*Given records*
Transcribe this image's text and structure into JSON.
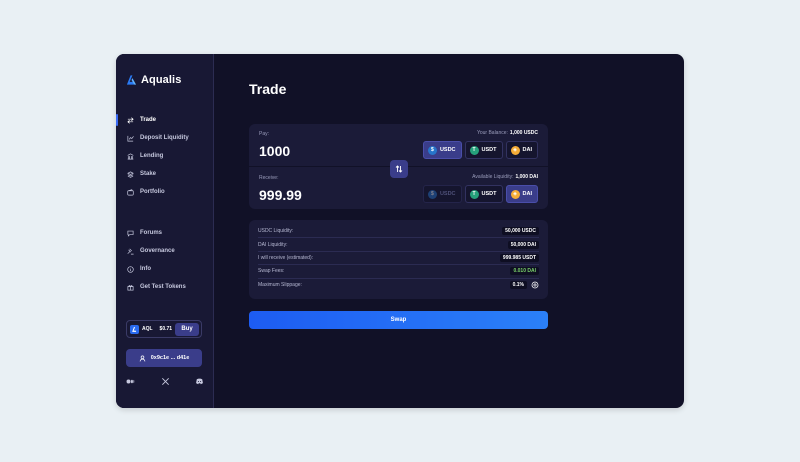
{
  "brand": {
    "name": "Aqualis",
    "accent": "#2a6bf0"
  },
  "sidebar": {
    "nav_primary": [
      {
        "label": "Trade",
        "icon": "arrows-swap-icon",
        "active": true
      },
      {
        "label": "Deposit Liquidity",
        "icon": "chart-icon",
        "active": false
      },
      {
        "label": "Lending",
        "icon": "bank-icon",
        "active": false
      },
      {
        "label": "Stake",
        "icon": "layers-icon",
        "active": false
      },
      {
        "label": "Portfolio",
        "icon": "wallet-icon",
        "active": false
      }
    ],
    "nav_secondary": [
      {
        "label": "Forums",
        "icon": "chat-icon"
      },
      {
        "label": "Governance",
        "icon": "gavel-icon"
      },
      {
        "label": "Info",
        "icon": "info-icon"
      },
      {
        "label": "Get Test Tokens",
        "icon": "gift-icon"
      }
    ],
    "token": {
      "symbol": "AQL",
      "price": "$0.71",
      "buy_label": "Buy"
    },
    "wallet": {
      "address": "0x9c1e ... d41e"
    },
    "socials": [
      "medium-icon",
      "x-icon",
      "discord-icon"
    ]
  },
  "main": {
    "title": "Trade",
    "pay": {
      "label": "Pay:",
      "amount": "1000",
      "info_label": "Your Balance:",
      "info_value": "1,000 USDC",
      "tokens": [
        {
          "symbol": "USDC",
          "color": "#2775ca",
          "state": "selected"
        },
        {
          "symbol": "USDT",
          "color": "#26a17b",
          "state": "normal"
        },
        {
          "symbol": "DAI",
          "color": "#f5ac37",
          "state": "normal"
        }
      ]
    },
    "receive": {
      "label": "Receive:",
      "amount": "999.99",
      "info_label": "Available Liquidity:",
      "info_value": "1,000 DAI",
      "tokens": [
        {
          "symbol": "USDC",
          "color": "#2775ca",
          "state": "disabled"
        },
        {
          "symbol": "USDT",
          "color": "#26a17b",
          "state": "normal"
        },
        {
          "symbol": "DAI",
          "color": "#f5ac37",
          "state": "selected"
        }
      ]
    },
    "details": [
      {
        "label": "USDC Liquidity:",
        "value": "50,000 USDC",
        "tone": "normal"
      },
      {
        "label": "DAI Liquidity:",
        "value": "50,000 DAI",
        "tone": "normal"
      },
      {
        "label": "I will receive (estimated):",
        "value": "999.985 USDT",
        "tone": "normal"
      },
      {
        "label": "Swap Fees:",
        "value": "0.010 DAI",
        "tone": "green"
      },
      {
        "label": "Maximum Slippage:",
        "value": "0.1%",
        "tone": "normal"
      }
    ],
    "swap_label": "Swap"
  }
}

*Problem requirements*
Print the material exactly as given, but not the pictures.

*Answer area*
Transcribe this image's text and structure into JSON.
{
  "brand": {
    "name": "Aqualis",
    "accent": "#2a6bf0"
  },
  "sidebar": {
    "nav_primary": [
      {
        "label": "Trade",
        "icon": "arrows-swap-icon",
        "active": true
      },
      {
        "label": "Deposit Liquidity",
        "icon": "chart-icon",
        "active": false
      },
      {
        "label": "Lending",
        "icon": "bank-icon",
        "active": false
      },
      {
        "label": "Stake",
        "icon": "layers-icon",
        "active": false
      },
      {
        "label": "Portfolio",
        "icon": "wallet-icon",
        "active": false
      }
    ],
    "nav_secondary": [
      {
        "label": "Forums",
        "icon": "chat-icon"
      },
      {
        "label": "Governance",
        "icon": "gavel-icon"
      },
      {
        "label": "Info",
        "icon": "info-icon"
      },
      {
        "label": "Get Test Tokens",
        "icon": "gift-icon"
      }
    ],
    "token": {
      "symbol": "AQL",
      "price": "$0.71",
      "buy_label": "Buy"
    },
    "wallet": {
      "address": "0x9c1e ... d41e"
    },
    "socials": [
      "medium-icon",
      "x-icon",
      "discord-icon"
    ]
  },
  "main": {
    "title": "Trade",
    "pay": {
      "label": "Pay:",
      "amount": "1000",
      "info_label": "Your Balance:",
      "info_value": "1,000 USDC",
      "tokens": [
        {
          "symbol": "USDC",
          "color": "#2775ca",
          "state": "selected"
        },
        {
          "symbol": "USDT",
          "color": "#26a17b",
          "state": "normal"
        },
        {
          "symbol": "DAI",
          "color": "#f5ac37",
          "state": "normal"
        }
      ]
    },
    "receive": {
      "label": "Receive:",
      "amount": "999.99",
      "info_label": "Available Liquidity:",
      "info_value": "1,000 DAI",
      "tokens": [
        {
          "symbol": "USDC",
          "color": "#2775ca",
          "state": "disabled"
        },
        {
          "symbol": "USDT",
          "color": "#26a17b",
          "state": "normal"
        },
        {
          "symbol": "DAI",
          "color": "#f5ac37",
          "state": "selected"
        }
      ]
    },
    "details": [
      {
        "label": "USDC Liquidity:",
        "value": "50,000 USDC",
        "tone": "normal"
      },
      {
        "label": "DAI Liquidity:",
        "value": "50,000 DAI",
        "tone": "normal"
      },
      {
        "label": "I will receive (estimated):",
        "value": "999.985 USDT",
        "tone": "normal"
      },
      {
        "label": "Swap Fees:",
        "value": "0.010 DAI",
        "tone": "green"
      },
      {
        "label": "Maximum Slippage:",
        "value": "0.1%",
        "tone": "normal"
      }
    ],
    "swap_label": "Swap"
  }
}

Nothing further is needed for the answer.